WHAT YOU NEED TO DO: The answer is one number: how many lines in the data below hold "true".

DATASET RECORDS:
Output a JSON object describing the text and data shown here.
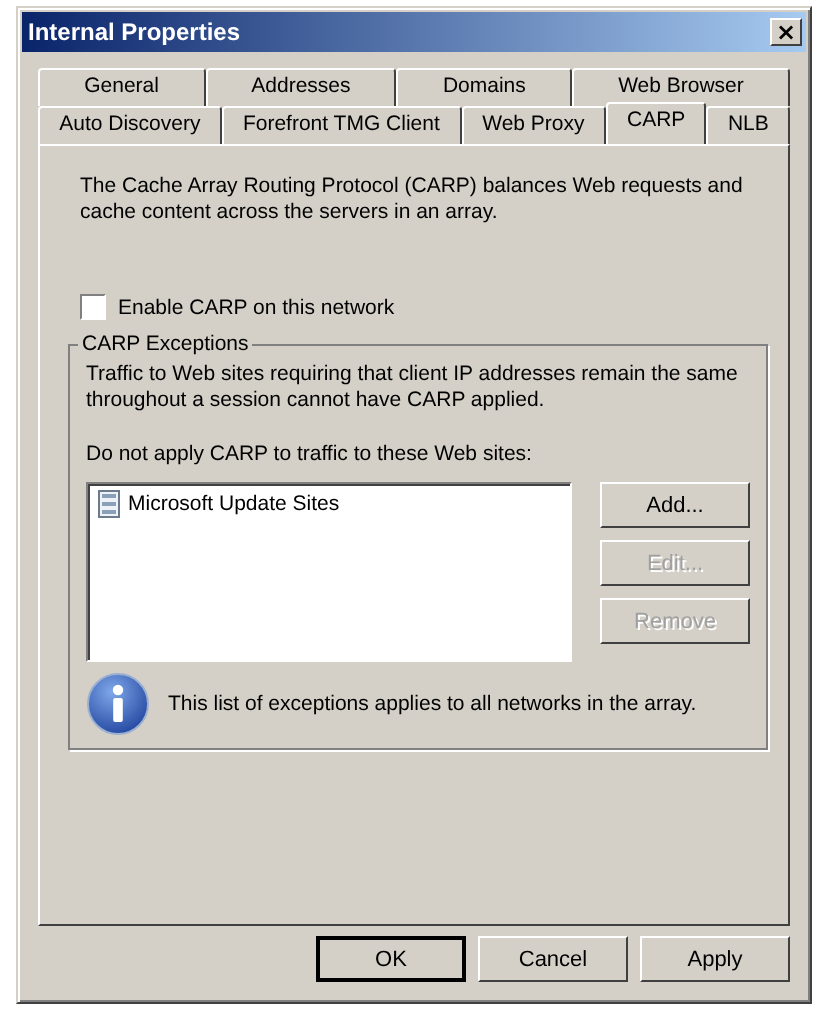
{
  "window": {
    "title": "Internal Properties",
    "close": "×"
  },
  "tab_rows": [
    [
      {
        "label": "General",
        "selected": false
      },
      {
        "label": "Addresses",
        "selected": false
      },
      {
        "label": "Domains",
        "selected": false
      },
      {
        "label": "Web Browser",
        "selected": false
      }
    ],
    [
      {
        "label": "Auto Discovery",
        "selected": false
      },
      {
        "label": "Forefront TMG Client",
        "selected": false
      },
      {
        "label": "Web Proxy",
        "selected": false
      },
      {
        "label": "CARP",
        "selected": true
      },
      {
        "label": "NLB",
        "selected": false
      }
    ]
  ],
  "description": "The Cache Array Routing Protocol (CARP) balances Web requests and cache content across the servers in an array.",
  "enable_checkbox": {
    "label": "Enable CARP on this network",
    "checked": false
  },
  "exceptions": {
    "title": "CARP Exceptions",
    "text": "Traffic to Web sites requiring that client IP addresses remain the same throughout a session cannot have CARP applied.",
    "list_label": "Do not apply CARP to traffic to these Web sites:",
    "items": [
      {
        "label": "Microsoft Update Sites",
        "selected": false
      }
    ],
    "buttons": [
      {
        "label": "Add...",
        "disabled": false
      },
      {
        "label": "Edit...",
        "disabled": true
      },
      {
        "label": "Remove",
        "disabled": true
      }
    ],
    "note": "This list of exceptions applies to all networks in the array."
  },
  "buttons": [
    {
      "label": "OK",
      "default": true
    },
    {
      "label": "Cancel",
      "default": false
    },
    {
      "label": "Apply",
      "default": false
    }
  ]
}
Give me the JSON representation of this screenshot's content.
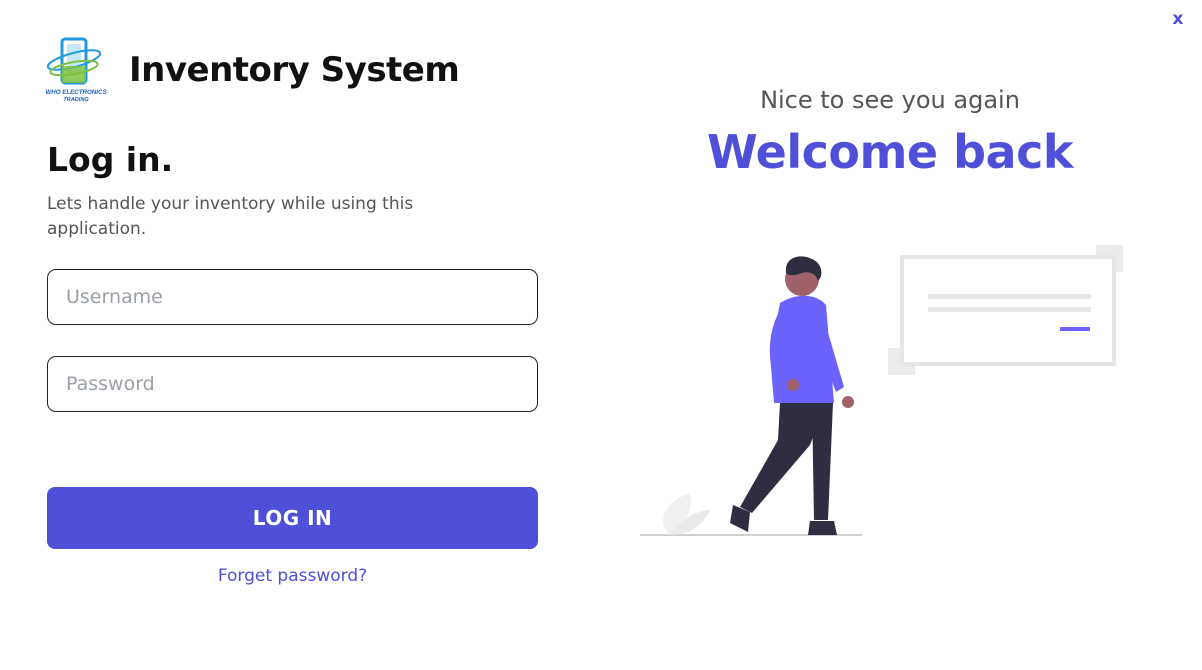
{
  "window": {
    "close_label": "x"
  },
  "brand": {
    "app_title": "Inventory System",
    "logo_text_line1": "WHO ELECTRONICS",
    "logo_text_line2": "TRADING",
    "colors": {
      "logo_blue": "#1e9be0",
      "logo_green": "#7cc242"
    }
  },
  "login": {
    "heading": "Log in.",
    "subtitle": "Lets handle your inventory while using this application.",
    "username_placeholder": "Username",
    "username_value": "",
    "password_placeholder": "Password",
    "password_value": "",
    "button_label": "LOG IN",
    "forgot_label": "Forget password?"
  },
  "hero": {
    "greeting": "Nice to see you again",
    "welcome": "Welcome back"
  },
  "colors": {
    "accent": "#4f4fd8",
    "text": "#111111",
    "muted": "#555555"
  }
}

SOLVED PROBLEM: 4